Goossen: The news of Goossen’s passing hit me hard, as it did so many in the boxing business. I got to know Dan in the early 1990s, when he ran the family-owned Ten Goose Boxing promotional company in the Los Angeles suburb of Van Nuys and I covered boxing for the Los Angeles Daily News. I cut my teeth in the sport covering his cards, which featured the likes of Gabriel and Rafael Ruelas and many other big names. I always admired Dan’s energy and passion, as well as his sharp mind, which I believe was often underestimated. But the one thing that stands above everything else for me was his humor. For example, he would call me periodically at the Daily News pretending to be an irate reader or some other bogus character just to give me a hard time. He was so good at it that it always took me a few seconds to figure it out. And I always laughed. Dan made it all so much fun. Those were great years for me, my favorite in boxing. Dan and I drifted apart in recent years, as he became a major player in the sport and I moved on from the Daily News. But he always had a special place in my heart – and always will. Rest in peace old friend.
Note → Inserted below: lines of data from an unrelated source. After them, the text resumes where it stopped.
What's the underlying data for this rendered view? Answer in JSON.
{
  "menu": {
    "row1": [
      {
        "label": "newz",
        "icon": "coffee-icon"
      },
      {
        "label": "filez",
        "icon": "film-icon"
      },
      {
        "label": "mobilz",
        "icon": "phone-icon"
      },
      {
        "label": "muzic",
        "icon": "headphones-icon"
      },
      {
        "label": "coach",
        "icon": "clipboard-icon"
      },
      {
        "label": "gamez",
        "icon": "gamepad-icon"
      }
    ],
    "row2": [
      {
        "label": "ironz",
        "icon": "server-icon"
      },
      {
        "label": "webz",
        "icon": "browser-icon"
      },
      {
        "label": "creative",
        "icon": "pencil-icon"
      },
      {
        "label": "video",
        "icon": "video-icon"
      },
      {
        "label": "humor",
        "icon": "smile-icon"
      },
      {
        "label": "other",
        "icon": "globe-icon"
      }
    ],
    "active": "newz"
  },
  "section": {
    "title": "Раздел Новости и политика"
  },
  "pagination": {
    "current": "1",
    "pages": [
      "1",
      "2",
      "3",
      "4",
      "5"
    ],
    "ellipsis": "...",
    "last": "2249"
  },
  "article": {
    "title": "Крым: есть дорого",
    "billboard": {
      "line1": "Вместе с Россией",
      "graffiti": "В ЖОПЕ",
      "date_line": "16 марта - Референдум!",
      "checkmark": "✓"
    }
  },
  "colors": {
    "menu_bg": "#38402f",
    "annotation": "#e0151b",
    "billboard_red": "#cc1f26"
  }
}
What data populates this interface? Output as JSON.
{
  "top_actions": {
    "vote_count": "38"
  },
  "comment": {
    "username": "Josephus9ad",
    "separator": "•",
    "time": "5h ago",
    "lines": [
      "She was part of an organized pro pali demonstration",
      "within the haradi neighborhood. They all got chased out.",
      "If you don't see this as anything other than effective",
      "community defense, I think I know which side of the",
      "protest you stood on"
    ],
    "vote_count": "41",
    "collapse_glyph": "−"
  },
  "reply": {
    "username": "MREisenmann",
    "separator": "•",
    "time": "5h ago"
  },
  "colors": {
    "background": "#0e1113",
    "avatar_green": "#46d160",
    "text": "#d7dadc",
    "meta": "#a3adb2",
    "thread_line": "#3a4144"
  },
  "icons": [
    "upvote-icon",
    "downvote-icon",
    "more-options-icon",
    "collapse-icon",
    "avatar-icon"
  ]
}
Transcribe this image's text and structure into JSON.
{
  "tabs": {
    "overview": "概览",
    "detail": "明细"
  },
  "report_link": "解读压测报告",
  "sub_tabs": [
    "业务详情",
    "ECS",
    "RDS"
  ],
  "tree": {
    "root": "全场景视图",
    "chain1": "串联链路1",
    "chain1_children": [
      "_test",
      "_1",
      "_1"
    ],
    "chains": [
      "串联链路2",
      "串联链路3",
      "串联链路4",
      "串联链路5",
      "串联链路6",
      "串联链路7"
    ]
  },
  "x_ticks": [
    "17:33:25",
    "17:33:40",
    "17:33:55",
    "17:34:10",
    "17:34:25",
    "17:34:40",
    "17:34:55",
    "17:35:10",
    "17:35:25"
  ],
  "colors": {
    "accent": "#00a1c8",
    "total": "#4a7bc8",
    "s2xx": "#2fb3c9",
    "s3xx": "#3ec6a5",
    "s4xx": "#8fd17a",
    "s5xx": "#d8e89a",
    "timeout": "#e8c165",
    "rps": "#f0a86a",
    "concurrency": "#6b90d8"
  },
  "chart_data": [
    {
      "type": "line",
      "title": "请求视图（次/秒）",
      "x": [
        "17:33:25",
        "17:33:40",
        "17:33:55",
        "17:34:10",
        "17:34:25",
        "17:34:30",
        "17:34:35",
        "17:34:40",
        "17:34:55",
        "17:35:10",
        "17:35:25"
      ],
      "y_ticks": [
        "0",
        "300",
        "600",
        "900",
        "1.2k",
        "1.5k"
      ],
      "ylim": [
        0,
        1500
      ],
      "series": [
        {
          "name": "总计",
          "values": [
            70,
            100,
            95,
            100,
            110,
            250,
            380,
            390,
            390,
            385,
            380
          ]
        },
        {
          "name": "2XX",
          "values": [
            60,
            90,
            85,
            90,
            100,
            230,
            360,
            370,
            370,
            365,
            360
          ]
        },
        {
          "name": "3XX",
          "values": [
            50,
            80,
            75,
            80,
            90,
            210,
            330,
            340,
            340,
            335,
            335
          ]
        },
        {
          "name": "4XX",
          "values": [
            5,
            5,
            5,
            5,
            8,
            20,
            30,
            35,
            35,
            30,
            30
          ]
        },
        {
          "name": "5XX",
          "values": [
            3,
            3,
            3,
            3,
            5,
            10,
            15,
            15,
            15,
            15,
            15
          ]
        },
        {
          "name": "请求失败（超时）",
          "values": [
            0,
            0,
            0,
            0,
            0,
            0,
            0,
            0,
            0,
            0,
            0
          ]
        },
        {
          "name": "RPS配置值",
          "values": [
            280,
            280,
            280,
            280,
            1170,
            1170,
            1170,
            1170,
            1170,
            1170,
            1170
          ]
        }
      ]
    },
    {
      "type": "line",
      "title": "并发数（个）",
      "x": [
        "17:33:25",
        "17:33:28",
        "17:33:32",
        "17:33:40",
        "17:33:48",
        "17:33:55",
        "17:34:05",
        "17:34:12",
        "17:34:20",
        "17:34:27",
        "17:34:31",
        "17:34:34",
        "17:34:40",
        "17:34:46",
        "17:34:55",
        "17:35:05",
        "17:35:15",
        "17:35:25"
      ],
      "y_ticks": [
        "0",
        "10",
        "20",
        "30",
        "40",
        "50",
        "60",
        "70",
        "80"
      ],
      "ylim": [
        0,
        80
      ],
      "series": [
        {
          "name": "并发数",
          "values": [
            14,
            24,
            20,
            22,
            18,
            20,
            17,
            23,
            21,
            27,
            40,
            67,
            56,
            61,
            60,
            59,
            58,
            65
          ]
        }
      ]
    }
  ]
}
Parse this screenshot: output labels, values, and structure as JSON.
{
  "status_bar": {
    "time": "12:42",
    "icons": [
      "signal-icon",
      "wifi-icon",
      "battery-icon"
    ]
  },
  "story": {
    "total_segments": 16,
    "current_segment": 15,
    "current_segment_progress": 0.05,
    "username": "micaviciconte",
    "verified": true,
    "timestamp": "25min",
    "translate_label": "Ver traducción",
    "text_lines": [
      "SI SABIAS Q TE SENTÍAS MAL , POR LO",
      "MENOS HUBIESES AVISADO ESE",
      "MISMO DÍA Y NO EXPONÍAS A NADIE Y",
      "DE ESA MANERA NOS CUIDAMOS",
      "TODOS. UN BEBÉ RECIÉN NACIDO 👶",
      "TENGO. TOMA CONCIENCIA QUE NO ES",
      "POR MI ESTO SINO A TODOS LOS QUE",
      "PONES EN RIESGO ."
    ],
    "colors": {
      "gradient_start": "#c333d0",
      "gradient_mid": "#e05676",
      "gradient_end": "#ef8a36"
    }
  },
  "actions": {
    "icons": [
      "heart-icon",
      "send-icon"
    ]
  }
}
Barthelemy (21-0, 12 KOs) could’ve beaten Saucedo in his sleep, which is what their fight Saturday induced among those watching. The Cuban won every round on every card in an utterly uncompetitive first defense of his IBF junior lightweight title, which he won by outpointing Argenis Mendez in July. Saucedo (52-6-3, 8 KOs) tried but was grossly overmatched. Barthelemy is good but I can’t imagine he made too many fans on Saturday. ÔÇª I won’t say that former light heavyweight champ Chad Dawson (32-4, 18 KOs) is finished but his split-decision loss to Tommy Karpency (24-4-1, 14 KOs) was a big blow. Dawson has an excuse: He evidently injured his left shoulder early in the fight, which forced him to fight one-handed. Still, he has now lost three of his past four fights. And this one came against a limited opponent. I suspect he’ll get another chance. He had better not blow that one or we will have seen the last of him. For the record, Karpency deserves a lot of credit. He fought well.
I selfishly want Jorge Arce to continue to fight forever. I wasn’t the slightest bit surprised that the little warrior was knocked down three times and stopped by Jhonny Gonzalez (57-8, 48 KOs) on Saturday in Los Mochis, Mexico, although I figured he’d go a little sooner than the 11th round. I’m also not surprised that Arce seemed willing to lay his life on the line to remain in the fight. He was cut and hurt several times but, as is typical of Arce, that only made him more determined or even angry that he was put in that position. Arce had taken undue punishment when Johnny Callas decided to save him from himself and stop the fight at 2:43 of the 11th. I’ve never seen anyone who fights harder than Arce (64-8-2, 49 KOs). If only all boxers had his heart. … Cruiserweight Oleksandr Usyk (5-0, 5 KOs) of Ukraine continues to roll as a pro. The 2012 Olympic heavyweight champion stopped tough, but overmatched Daniel Bruwer (24-6-1, 21 KOs) in seven rounds Saturday in Lviv, Ukraine. Usyk seems to be a clever boxer and good athlete with heavy hands. I have to say, though: I hate the hair.